◆ **TASK GOAL**:
Copy out all lines in the material below that contain the string "date".

▬▬▬

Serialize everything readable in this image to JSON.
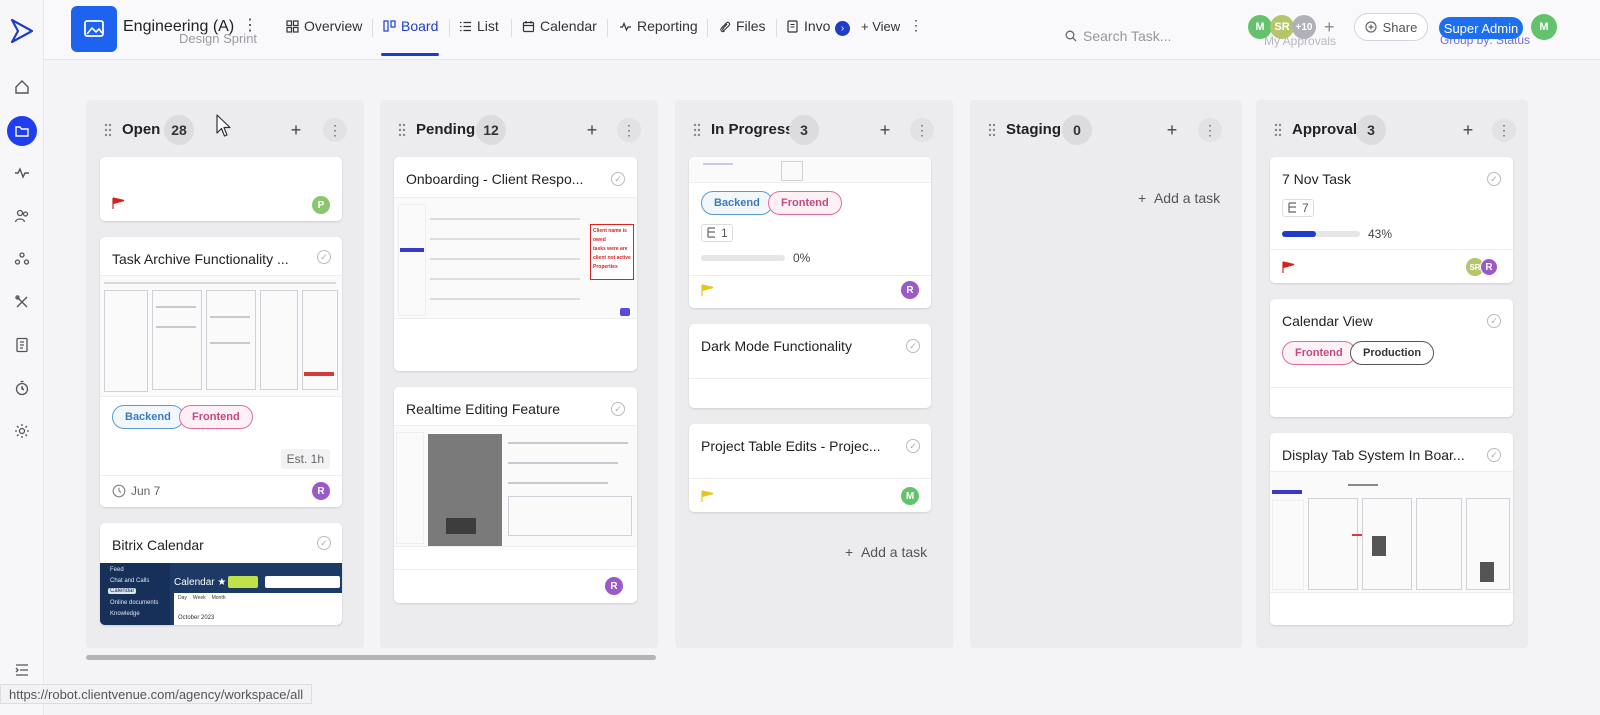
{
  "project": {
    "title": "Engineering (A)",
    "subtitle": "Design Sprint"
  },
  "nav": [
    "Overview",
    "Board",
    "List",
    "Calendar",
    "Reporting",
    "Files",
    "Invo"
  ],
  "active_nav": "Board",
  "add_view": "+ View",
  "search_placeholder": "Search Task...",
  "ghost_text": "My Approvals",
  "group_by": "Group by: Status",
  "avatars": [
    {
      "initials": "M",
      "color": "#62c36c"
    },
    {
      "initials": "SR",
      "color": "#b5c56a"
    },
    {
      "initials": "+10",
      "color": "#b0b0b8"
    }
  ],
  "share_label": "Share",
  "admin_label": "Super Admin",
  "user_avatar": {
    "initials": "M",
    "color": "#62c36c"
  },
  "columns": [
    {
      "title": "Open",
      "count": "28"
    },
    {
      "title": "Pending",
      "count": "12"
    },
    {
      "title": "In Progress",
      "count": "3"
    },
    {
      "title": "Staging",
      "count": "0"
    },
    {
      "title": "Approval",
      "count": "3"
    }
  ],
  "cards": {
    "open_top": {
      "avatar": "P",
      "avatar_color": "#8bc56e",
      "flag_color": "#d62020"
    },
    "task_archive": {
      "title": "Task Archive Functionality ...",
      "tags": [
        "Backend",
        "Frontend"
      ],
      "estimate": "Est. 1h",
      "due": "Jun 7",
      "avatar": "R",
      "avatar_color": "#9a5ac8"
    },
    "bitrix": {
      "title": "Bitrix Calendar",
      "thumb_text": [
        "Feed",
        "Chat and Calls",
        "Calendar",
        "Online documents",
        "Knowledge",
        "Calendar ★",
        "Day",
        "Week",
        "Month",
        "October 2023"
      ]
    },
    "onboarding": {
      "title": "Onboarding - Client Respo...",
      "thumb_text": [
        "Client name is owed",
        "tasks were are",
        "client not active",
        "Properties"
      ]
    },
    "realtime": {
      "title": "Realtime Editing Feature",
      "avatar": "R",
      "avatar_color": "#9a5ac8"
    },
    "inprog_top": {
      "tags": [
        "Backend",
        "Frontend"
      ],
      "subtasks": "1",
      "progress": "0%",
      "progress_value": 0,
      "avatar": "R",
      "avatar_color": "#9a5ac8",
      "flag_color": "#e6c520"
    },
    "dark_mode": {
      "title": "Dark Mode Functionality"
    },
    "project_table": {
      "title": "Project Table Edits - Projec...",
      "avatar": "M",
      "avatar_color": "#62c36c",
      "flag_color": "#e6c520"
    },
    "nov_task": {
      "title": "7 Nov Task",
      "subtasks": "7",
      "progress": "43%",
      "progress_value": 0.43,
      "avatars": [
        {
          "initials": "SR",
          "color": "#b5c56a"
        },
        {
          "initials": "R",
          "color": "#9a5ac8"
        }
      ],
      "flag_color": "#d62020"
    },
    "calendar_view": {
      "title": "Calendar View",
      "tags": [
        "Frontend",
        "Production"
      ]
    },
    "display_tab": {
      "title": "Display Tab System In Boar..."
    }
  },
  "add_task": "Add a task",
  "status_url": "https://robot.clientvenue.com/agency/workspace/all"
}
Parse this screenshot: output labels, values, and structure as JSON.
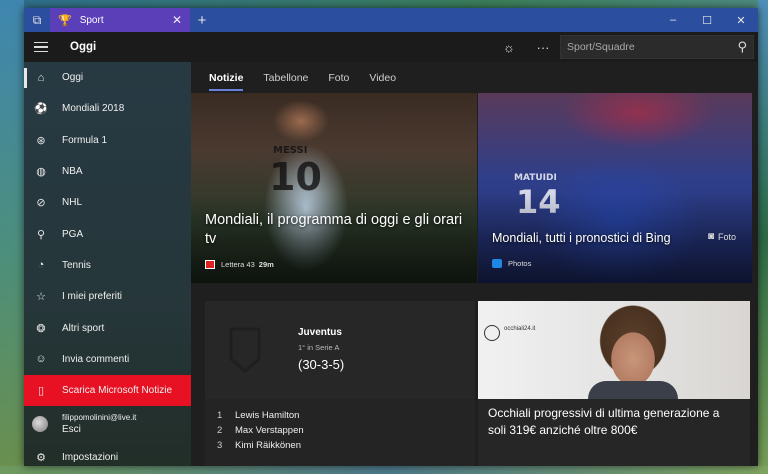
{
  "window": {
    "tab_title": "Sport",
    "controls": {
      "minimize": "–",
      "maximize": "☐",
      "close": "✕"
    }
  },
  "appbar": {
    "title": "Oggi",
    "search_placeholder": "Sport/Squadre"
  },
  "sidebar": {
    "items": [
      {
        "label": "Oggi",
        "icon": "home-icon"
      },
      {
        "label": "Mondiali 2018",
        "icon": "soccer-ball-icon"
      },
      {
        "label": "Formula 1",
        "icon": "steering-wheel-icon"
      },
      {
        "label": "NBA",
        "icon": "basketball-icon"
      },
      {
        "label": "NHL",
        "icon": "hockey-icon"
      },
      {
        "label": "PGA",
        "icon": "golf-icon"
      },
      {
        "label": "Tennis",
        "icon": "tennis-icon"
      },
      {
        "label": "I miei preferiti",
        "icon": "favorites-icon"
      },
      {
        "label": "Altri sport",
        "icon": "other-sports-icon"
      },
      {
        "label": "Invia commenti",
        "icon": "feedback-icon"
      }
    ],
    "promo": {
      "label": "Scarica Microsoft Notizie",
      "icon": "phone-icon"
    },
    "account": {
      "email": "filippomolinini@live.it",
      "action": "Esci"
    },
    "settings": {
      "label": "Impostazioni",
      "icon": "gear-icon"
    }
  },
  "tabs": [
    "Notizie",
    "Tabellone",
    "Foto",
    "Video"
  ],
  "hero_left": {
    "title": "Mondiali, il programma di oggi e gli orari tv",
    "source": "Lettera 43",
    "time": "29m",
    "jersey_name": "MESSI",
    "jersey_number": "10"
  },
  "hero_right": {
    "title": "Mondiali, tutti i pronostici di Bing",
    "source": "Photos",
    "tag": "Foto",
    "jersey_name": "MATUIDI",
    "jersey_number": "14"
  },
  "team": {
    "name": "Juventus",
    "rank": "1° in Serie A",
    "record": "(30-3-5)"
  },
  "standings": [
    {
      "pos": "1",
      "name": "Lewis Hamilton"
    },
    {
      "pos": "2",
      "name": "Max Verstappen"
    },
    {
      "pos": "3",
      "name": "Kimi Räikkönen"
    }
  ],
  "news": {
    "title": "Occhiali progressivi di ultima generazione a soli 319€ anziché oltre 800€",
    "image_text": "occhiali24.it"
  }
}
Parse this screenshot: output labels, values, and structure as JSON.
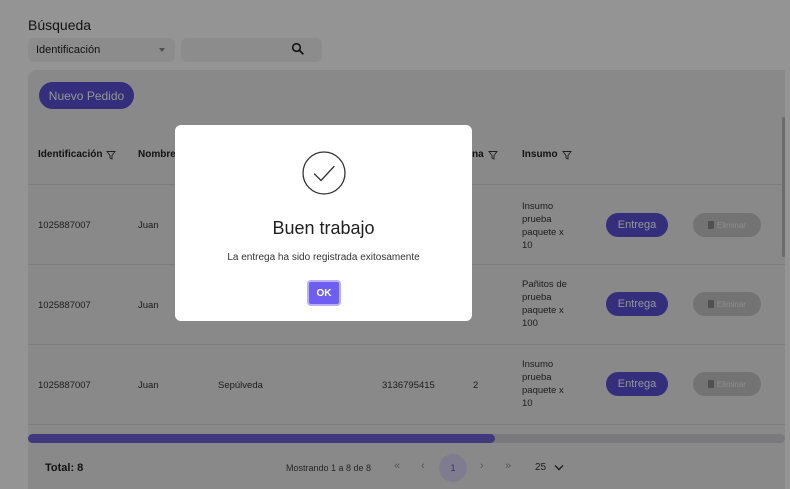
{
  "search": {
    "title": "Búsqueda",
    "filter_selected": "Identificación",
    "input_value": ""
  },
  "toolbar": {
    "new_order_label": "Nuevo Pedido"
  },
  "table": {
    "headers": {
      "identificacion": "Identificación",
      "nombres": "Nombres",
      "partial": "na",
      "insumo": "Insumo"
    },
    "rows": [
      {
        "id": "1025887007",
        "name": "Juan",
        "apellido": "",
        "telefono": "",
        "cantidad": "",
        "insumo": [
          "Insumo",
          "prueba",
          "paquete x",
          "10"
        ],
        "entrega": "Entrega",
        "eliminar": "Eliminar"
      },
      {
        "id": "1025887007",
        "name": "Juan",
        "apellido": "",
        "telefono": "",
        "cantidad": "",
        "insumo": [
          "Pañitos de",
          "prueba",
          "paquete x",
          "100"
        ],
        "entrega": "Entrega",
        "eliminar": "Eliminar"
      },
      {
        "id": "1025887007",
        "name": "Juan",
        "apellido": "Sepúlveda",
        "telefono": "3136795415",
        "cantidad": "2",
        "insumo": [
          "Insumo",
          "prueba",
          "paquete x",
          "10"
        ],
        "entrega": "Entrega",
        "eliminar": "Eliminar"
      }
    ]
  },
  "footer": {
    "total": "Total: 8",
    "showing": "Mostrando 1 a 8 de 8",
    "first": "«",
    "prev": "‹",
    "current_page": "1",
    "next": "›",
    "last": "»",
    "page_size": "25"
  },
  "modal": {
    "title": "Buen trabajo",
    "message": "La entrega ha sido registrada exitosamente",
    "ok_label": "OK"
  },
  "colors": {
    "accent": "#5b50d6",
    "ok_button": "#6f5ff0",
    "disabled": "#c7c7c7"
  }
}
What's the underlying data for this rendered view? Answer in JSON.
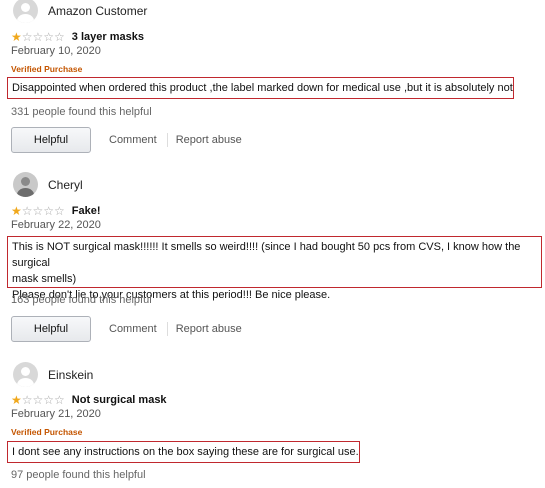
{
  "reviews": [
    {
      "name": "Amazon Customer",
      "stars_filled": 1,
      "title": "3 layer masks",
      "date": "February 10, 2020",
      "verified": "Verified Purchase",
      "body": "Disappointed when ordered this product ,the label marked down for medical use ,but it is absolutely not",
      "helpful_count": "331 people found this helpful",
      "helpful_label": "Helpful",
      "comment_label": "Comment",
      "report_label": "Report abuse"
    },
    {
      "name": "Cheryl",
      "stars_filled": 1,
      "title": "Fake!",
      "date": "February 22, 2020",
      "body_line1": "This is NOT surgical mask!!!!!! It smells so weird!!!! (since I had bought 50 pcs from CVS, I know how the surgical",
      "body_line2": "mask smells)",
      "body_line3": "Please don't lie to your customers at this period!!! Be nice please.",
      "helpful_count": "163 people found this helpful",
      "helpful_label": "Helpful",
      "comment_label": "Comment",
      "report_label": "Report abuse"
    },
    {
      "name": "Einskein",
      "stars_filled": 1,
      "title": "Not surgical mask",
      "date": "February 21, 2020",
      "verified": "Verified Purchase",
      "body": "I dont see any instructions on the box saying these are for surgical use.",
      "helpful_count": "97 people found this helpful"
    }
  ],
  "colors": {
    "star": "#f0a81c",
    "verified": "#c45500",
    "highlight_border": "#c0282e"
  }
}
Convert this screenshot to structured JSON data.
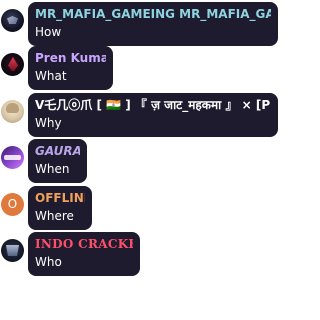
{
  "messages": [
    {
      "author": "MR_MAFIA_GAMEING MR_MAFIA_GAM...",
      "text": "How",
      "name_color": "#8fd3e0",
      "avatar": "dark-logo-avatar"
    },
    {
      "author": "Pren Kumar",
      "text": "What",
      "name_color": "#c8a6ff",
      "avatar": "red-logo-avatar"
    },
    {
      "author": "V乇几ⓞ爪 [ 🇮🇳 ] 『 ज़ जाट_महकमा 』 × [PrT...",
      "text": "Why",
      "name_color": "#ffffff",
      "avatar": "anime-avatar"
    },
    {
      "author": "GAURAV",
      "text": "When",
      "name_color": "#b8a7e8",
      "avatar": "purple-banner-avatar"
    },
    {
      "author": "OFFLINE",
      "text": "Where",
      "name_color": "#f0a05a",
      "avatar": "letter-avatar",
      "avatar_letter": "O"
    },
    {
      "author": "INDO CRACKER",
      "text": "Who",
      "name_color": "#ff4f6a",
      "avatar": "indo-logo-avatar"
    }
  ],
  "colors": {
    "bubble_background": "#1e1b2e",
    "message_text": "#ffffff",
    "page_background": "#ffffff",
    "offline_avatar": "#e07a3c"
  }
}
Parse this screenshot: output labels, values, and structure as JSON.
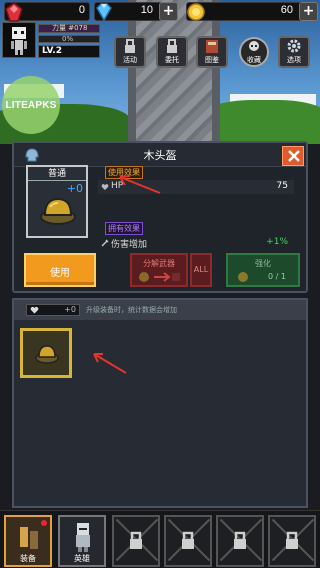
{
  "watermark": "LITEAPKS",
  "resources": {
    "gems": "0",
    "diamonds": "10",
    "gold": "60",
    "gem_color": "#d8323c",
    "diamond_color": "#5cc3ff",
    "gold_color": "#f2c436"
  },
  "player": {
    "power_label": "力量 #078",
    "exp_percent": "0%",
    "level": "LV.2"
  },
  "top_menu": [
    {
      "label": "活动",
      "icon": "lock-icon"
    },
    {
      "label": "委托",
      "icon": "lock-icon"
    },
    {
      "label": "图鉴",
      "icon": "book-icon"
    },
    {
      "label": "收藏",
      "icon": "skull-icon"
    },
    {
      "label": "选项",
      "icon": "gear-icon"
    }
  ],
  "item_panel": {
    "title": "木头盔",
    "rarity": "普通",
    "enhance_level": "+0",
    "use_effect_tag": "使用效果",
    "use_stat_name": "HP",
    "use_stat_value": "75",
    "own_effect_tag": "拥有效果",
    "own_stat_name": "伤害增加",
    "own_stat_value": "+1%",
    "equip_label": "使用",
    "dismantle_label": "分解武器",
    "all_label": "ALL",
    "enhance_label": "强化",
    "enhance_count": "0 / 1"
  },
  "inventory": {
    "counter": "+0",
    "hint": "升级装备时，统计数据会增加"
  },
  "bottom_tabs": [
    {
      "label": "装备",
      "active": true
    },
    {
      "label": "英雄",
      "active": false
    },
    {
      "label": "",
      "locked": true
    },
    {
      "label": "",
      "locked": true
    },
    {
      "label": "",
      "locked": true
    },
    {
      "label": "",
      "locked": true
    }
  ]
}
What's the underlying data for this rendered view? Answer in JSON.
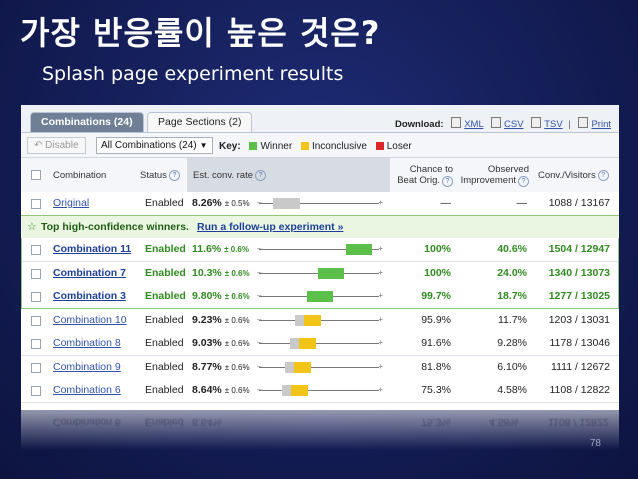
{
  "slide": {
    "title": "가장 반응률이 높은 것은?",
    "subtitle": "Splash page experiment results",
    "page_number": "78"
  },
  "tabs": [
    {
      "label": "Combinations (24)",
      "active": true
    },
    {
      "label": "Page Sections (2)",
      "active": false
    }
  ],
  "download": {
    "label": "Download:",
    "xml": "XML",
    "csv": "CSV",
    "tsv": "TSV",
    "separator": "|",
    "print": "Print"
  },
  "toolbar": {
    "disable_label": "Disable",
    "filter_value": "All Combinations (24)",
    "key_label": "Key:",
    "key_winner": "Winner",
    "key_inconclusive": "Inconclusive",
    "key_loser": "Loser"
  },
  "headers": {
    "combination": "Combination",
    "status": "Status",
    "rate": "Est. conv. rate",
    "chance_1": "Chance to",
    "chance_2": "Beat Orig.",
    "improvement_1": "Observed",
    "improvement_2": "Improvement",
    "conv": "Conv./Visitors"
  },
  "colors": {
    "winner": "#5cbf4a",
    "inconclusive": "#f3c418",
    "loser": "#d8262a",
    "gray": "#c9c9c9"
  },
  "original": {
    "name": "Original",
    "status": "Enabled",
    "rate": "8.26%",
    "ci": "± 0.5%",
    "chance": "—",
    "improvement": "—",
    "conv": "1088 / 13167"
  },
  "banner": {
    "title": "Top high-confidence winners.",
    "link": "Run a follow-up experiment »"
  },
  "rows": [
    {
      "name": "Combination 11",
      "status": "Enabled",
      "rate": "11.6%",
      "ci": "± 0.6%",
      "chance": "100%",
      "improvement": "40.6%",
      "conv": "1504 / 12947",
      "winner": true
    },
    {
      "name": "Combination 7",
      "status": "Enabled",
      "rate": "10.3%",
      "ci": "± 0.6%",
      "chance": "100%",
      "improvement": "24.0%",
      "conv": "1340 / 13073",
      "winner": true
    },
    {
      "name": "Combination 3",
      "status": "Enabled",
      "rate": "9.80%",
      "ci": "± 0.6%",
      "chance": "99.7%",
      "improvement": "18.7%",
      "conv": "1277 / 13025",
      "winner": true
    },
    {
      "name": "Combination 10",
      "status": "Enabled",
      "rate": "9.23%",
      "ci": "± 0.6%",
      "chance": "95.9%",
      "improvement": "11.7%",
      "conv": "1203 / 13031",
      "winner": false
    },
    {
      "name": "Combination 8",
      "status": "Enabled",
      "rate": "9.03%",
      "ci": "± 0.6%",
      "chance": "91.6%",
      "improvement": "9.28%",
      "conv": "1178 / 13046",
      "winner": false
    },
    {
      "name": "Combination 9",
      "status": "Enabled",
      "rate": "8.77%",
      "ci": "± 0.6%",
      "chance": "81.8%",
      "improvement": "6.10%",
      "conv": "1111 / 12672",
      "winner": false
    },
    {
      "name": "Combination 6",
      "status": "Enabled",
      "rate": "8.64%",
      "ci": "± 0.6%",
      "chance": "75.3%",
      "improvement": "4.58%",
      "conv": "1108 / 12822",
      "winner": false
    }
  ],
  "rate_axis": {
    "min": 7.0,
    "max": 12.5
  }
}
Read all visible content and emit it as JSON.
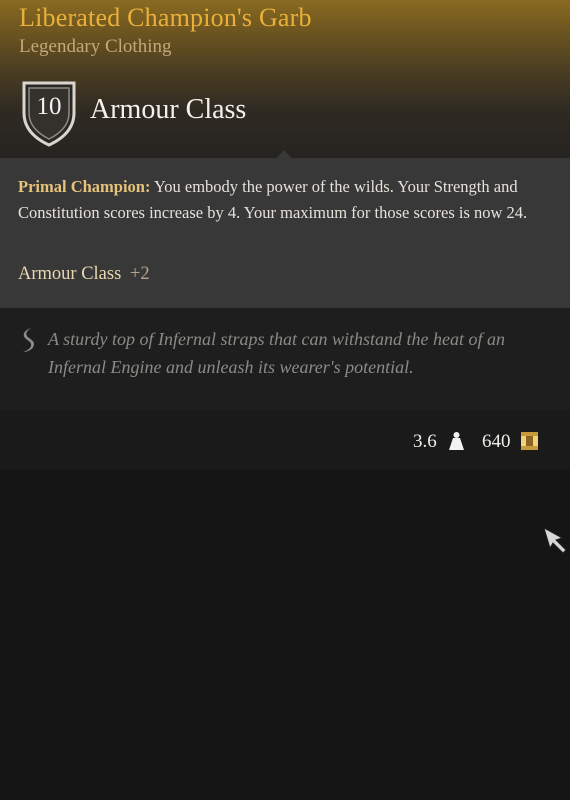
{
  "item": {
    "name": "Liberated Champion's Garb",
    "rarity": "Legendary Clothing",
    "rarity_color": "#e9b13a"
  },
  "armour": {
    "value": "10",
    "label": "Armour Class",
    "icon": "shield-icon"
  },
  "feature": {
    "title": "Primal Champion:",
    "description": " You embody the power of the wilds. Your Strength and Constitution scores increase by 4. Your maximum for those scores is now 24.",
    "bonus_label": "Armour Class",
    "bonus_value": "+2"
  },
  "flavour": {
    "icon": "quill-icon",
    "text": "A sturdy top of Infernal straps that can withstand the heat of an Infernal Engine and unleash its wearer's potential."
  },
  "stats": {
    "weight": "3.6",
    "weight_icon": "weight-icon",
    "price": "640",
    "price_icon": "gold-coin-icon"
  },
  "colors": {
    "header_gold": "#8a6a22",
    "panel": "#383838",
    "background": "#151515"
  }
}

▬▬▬

◆ **EXERCISE ANSWER**:
      "date": "February 10, 2020",
      "date": "February 22, 2020",
      "date": "February 21, 2020",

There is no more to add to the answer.